EXERCISE OBJECTIVE:
Keep every character as it is and output all of the records.

DATA FOR THIS TASK:
┌────────

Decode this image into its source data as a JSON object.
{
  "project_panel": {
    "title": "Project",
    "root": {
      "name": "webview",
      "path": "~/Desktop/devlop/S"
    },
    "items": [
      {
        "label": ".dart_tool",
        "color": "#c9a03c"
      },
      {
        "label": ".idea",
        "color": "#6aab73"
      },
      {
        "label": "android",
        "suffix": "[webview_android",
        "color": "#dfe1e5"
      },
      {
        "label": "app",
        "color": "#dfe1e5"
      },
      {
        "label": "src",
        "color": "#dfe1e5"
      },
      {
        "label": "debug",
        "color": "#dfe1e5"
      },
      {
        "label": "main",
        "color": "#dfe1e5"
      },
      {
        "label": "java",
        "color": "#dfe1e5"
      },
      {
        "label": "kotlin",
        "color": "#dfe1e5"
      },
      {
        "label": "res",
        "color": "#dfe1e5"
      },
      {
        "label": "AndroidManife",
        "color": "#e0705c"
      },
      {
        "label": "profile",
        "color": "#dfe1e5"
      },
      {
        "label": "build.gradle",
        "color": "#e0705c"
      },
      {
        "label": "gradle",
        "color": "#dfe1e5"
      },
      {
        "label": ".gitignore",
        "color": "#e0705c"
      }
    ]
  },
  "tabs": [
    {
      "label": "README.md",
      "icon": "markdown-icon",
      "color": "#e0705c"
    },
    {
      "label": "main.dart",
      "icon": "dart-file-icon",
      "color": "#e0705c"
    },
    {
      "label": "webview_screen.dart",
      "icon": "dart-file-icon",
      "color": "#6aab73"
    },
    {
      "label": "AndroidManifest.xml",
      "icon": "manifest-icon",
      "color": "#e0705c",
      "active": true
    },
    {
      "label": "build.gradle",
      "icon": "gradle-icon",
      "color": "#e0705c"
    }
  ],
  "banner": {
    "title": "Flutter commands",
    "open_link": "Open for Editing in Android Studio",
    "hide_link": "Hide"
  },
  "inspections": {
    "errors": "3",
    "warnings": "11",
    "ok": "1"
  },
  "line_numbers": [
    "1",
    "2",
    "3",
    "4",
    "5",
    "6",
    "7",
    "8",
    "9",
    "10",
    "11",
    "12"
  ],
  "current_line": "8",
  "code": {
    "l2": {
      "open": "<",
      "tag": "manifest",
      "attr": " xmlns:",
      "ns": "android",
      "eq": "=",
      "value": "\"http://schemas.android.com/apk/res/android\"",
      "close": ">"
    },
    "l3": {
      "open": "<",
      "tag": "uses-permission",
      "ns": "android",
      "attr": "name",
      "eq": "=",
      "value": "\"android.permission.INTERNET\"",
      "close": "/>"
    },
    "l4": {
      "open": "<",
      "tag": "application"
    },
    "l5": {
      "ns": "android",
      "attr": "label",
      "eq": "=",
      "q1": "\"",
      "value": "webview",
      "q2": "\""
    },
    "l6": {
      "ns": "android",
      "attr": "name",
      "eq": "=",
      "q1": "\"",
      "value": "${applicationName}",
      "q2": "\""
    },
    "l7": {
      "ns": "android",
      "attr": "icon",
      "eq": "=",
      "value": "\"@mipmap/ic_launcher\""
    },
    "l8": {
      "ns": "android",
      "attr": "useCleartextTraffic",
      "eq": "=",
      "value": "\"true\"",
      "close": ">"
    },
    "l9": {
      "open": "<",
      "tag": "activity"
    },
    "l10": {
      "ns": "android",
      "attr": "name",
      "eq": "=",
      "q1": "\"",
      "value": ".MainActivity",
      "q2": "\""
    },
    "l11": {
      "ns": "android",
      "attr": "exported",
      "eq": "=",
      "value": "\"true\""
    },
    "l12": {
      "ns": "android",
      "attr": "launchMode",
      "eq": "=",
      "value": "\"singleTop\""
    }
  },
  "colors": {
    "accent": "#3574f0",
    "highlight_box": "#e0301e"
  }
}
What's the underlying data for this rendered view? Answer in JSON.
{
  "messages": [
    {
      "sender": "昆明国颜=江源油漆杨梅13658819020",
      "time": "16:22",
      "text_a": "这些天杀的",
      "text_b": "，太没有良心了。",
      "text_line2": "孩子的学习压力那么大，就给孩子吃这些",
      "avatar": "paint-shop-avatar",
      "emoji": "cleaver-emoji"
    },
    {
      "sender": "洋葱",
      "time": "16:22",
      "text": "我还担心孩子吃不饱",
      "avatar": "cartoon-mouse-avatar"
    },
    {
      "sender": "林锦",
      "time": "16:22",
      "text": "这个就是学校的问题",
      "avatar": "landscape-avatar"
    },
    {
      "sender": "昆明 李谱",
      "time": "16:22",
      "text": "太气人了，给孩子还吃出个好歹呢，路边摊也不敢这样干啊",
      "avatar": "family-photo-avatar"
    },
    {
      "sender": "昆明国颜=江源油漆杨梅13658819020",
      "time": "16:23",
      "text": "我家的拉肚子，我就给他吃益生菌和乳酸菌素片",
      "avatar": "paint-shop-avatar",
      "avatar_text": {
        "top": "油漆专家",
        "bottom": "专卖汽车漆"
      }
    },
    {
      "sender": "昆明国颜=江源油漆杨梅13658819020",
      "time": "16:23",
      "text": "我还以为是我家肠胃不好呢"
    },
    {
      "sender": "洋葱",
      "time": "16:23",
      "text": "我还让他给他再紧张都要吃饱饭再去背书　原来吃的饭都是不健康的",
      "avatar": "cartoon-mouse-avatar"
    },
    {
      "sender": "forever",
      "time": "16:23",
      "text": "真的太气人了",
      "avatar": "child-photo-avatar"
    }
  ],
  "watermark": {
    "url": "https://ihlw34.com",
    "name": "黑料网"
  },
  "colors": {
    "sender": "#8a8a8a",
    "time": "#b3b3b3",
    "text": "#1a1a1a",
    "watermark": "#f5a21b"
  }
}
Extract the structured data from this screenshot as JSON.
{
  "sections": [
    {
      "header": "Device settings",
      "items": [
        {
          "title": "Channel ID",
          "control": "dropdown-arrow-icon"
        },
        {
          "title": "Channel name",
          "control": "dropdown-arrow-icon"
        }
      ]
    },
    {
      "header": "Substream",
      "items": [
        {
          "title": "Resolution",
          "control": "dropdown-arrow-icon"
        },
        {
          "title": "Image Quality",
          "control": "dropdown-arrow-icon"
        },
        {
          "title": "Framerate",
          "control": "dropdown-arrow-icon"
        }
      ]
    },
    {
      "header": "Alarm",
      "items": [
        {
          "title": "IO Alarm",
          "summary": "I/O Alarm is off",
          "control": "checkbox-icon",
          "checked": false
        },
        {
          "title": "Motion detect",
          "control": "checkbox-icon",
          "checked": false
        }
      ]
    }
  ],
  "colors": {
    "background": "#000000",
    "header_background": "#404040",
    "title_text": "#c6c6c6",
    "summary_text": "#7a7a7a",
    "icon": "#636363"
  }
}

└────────

RESULT FOR THIS EXERCISE:
Decode this image into its source data as a JSON object.
{
  "project_panel": {
    "title": "Project",
    "root": {
      "name": "webview",
      "path": "~/Desktop/devlop/S"
    },
    "items": [
      {
        "label": ".dart_tool",
        "color": "#c9a03c"
      },
      {
        "label": ".idea",
        "color": "#6aab73"
      },
      {
        "label": "android",
        "suffix": "[webview_android",
        "color": "#dfe1e5"
      },
      {
        "label": "app",
        "color": "#dfe1e5"
      },
      {
        "label": "src",
        "color": "#dfe1e5"
      },
      {
        "label": "debug",
        "color": "#dfe1e5"
      },
      {
        "label": "main",
        "color": "#dfe1e5"
      },
      {
        "label": "java",
        "color": "#dfe1e5"
      },
      {
        "label": "kotlin",
        "color": "#dfe1e5"
      },
      {
        "label": "res",
        "color": "#dfe1e5"
      },
      {
        "label": "AndroidManife",
        "color": "#e0705c"
      },
      {
        "label": "profile",
        "color": "#dfe1e5"
      },
      {
        "label": "build.gradle",
        "color": "#e0705c"
      },
      {
        "label": "gradle",
        "color": "#dfe1e5"
      },
      {
        "label": ".gitignore",
        "color": "#e0705c"
      }
    ]
  },
  "tabs": [
    {
      "label": "README.md",
      "icon": "markdown-icon",
      "color": "#e0705c"
    },
    {
      "label": "main.dart",
      "icon": "dart-file-icon",
      "color": "#e0705c"
    },
    {
      "label": "webview_screen.dart",
      "icon": "dart-file-icon",
      "color": "#6aab73"
    },
    {
      "label": "AndroidManifest.xml",
      "icon": "manifest-icon",
      "color": "#e0705c",
      "active": true
    },
    {
      "label": "build.gradle",
      "icon": "gradle-icon",
      "color": "#e0705c"
    }
  ],
  "banner": {
    "title": "Flutter commands",
    "open_link": "Open for Editing in Android Studio",
    "hide_link": "Hide"
  },
  "inspections": {
    "errors": "3",
    "warnings": "11",
    "ok": "1"
  },
  "line_numbers": [
    "1",
    "2",
    "3",
    "4",
    "5",
    "6",
    "7",
    "8",
    "9",
    "10",
    "11",
    "12"
  ],
  "current_line": "8",
  "code": {
    "l2": {
      "open": "<",
      "tag": "manifest",
      "attr": " xmlns:",
      "ns": "android",
      "eq": "=",
      "value": "\"http://schemas.android.com/apk/res/android\"",
      "close": ">"
    },
    "l3": {
      "open": "<",
      "tag": "uses-permission",
      "ns": "android",
      "attr": "name",
      "eq": "=",
      "value": "\"android.permission.INTERNET\"",
      "close": "/>"
    },
    "l4": {
      "open": "<",
      "tag": "application"
    },
    "l5": {
      "ns": "android",
      "attr": "label",
      "eq": "=",
      "q1": "\"",
      "value": "webview",
      "q2": "\""
    },
    "l6": {
      "ns": "android",
      "attr": "name",
      "eq": "=",
      "q1": "\"",
      "value": "${applicationName}",
      "q2": "\""
    },
    "l7": {
      "ns": "android",
      "attr": "icon",
      "eq": "=",
      "value": "\"@mipmap/ic_launcher\""
    },
    "l8": {
      "ns": "android",
      "attr": "useCleartextTraffic",
      "eq": "=",
      "value": "\"true\"",
      "close": ">"
    },
    "l9": {
      "open": "<",
      "tag": "activity"
    },
    "l10": {
      "ns": "android",
      "attr": "name",
      "eq": "=",
      "q1": "\"",
      "value": ".MainActivity",
      "q2": "\""
    },
    "l11": {
      "ns": "android",
      "attr": "exported",
      "eq": "=",
      "value": "\"true\""
    },
    "l12": {
      "ns": "android",
      "attr": "launchMode",
      "eq": "=",
      "value": "\"singleTop\""
    }
  },
  "colors": {
    "accent": "#3574f0",
    "highlight_box": "#e0301e"
  }
}
What's the underlying data for this rendered view? Answer in JSON.
{
  "messages": [
    {
      "sender": "昆明国颜=江源油漆杨梅13658819020",
      "time": "16:22",
      "text_a": "这些天杀的",
      "text_b": "，太没有良心了。",
      "text_line2": "孩子的学习压力那么大，就给孩子吃这些",
      "avatar": "paint-shop-avatar",
      "emoji": "cleaver-emoji"
    },
    {
      "sender": "洋葱",
      "time": "16:22",
      "text": "我还担心孩子吃不饱",
      "avatar": "cartoon-mouse-avatar"
    },
    {
      "sender": "林锦",
      "time": "16:22",
      "text": "这个就是学校的问题",
      "avatar": "landscape-avatar"
    },
    {
      "sender": "昆明 李谱",
      "time": "16:22",
      "text": "太气人了，给孩子还吃出个好歹呢，路边摊也不敢这样干啊",
      "avatar": "family-photo-avatar"
    },
    {
      "sender": "昆明国颜=江源油漆杨梅13658819020",
      "time": "16:23",
      "text": "我家的拉肚子，我就给他吃益生菌和乳酸菌素片",
      "avatar": "paint-shop-avatar",
      "avatar_text": {
        "top": "油漆专家",
        "bottom": "专卖汽车漆"
      }
    },
    {
      "sender": "昆明国颜=江源油漆杨梅13658819020",
      "time": "16:23",
      "text": "我还以为是我家肠胃不好呢"
    },
    {
      "sender": "洋葱",
      "time": "16:23",
      "text": "我还让他给他再紧张都要吃饱饭再去背书　原来吃的饭都是不健康的",
      "avatar": "cartoon-mouse-avatar"
    },
    {
      "sender": "forever",
      "time": "16:23",
      "text": "真的太气人了",
      "avatar": "child-photo-avatar"
    }
  ],
  "watermark": {
    "url": "https://ihlw34.com",
    "name": "黑料网"
  },
  "colors": {
    "sender": "#8a8a8a",
    "time": "#b3b3b3",
    "text": "#1a1a1a",
    "watermark": "#f5a21b"
  }
}
Extract the structured data from this screenshot as JSON.
{
  "sections": [
    {
      "header": "Device settings",
      "items": [
        {
          "title": "Channel ID",
          "control": "dropdown-arrow-icon"
        },
        {
          "title": "Channel name",
          "control": "dropdown-arrow-icon"
        }
      ]
    },
    {
      "header": "Substream",
      "items": [
        {
          "title": "Resolution",
          "control": "dropdown-arrow-icon"
        },
        {
          "title": "Image Quality",
          "control": "dropdown-arrow-icon"
        },
        {
          "title": "Framerate",
          "control": "dropdown-arrow-icon"
        }
      ]
    },
    {
      "header": "Alarm",
      "items": [
        {
          "title": "IO Alarm",
          "summary": "I/O Alarm is off",
          "control": "checkbox-icon",
          "checked": false
        },
        {
          "title": "Motion detect",
          "control": "checkbox-icon",
          "checked": false
        }
      ]
    }
  ],
  "colors": {
    "background": "#000000",
    "header_background": "#404040",
    "title_text": "#c6c6c6",
    "summary_text": "#7a7a7a",
    "icon": "#636363"
  }
}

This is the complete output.